To do
Work through the data line by line, gathering every line that has the word "CHANGE".
** Dataset records follows **
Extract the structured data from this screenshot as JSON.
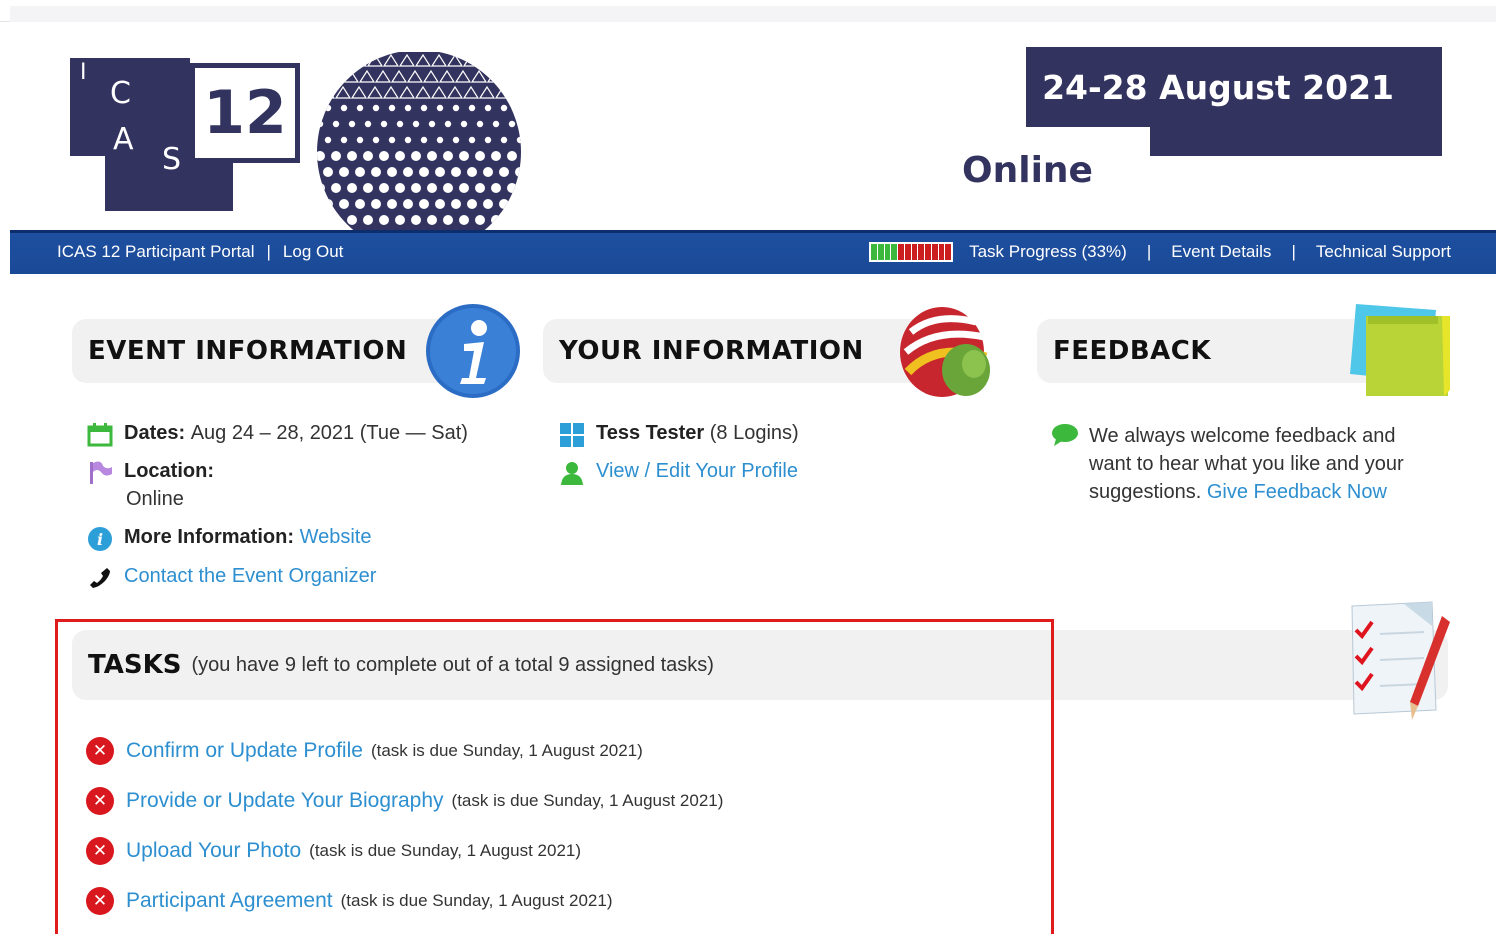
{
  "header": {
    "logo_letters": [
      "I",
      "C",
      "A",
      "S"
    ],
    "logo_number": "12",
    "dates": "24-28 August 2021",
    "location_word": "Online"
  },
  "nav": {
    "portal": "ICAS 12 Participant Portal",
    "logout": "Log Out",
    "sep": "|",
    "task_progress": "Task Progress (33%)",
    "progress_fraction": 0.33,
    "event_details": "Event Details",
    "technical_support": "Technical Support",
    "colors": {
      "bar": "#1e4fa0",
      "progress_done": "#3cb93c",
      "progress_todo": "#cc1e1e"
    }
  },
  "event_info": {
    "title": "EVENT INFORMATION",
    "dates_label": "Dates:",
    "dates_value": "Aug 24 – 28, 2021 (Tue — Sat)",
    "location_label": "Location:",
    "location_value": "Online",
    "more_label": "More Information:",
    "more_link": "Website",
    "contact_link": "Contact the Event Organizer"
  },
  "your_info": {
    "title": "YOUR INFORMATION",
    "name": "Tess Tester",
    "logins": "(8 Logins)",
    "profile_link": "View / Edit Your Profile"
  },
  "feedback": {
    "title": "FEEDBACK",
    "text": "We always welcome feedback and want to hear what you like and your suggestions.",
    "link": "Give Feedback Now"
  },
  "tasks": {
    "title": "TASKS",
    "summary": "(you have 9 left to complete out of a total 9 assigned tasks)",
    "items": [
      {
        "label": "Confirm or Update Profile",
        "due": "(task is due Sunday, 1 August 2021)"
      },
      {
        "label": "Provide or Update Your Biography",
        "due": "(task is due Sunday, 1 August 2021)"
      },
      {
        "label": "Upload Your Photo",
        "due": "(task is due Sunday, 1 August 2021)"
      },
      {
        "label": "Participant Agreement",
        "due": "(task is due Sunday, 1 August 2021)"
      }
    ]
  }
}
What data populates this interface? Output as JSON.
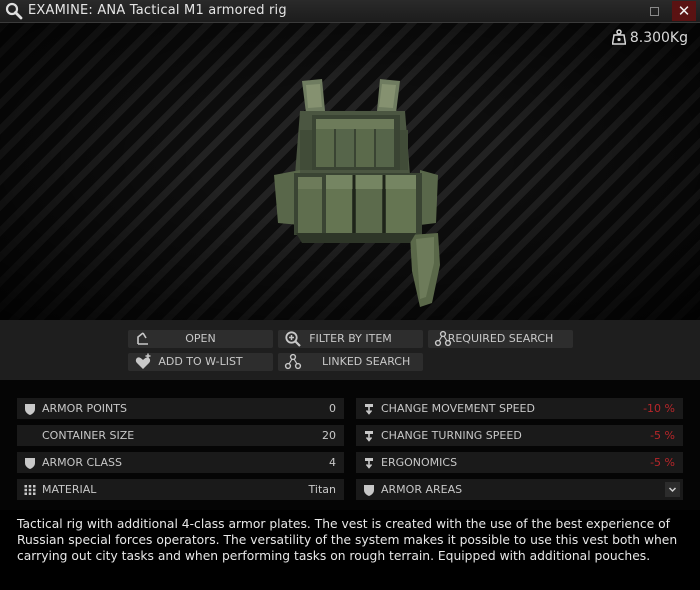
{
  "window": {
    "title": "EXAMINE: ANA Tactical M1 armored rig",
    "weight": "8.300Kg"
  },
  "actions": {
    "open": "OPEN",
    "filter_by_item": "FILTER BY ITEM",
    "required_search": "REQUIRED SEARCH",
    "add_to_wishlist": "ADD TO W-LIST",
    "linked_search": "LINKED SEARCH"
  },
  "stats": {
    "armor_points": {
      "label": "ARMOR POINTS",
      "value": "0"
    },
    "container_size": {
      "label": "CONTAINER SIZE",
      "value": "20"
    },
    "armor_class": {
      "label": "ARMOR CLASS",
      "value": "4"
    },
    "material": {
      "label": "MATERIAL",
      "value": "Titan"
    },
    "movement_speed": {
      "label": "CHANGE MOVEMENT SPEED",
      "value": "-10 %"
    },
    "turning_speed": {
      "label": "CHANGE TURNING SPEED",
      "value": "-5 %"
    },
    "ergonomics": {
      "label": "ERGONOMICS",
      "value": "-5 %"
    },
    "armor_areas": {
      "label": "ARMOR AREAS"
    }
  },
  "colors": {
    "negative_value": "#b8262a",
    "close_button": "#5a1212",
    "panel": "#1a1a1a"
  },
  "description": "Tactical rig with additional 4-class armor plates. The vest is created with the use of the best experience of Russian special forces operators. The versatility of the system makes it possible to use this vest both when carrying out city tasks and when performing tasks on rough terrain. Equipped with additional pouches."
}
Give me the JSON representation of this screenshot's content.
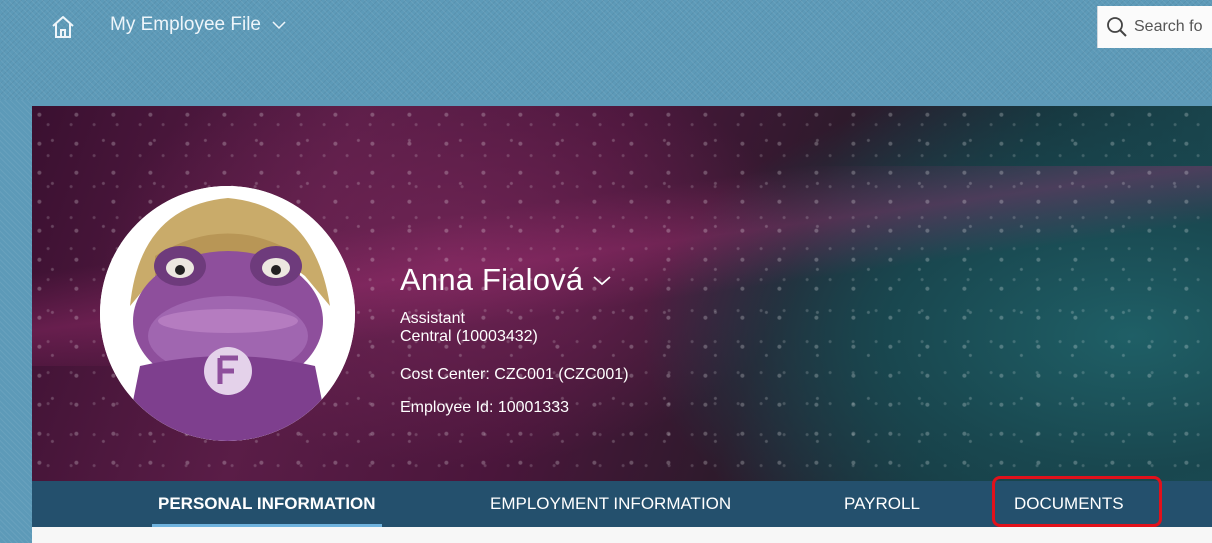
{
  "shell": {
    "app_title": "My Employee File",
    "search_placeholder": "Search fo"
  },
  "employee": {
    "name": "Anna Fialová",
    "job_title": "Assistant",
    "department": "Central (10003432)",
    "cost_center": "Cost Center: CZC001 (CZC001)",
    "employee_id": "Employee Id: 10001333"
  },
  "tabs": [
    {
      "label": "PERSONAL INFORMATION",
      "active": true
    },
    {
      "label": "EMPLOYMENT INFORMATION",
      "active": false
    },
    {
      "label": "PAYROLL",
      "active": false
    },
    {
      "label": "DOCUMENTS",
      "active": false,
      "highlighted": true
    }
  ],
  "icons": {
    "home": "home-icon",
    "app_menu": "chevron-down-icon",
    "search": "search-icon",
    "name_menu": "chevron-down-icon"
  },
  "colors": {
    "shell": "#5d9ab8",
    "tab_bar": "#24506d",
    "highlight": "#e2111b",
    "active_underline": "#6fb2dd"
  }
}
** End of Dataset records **
Result of this exercise
      "label": "CHANGE MOVEMENT SPEED",
      "label": "CHANGE TURNING SPEED",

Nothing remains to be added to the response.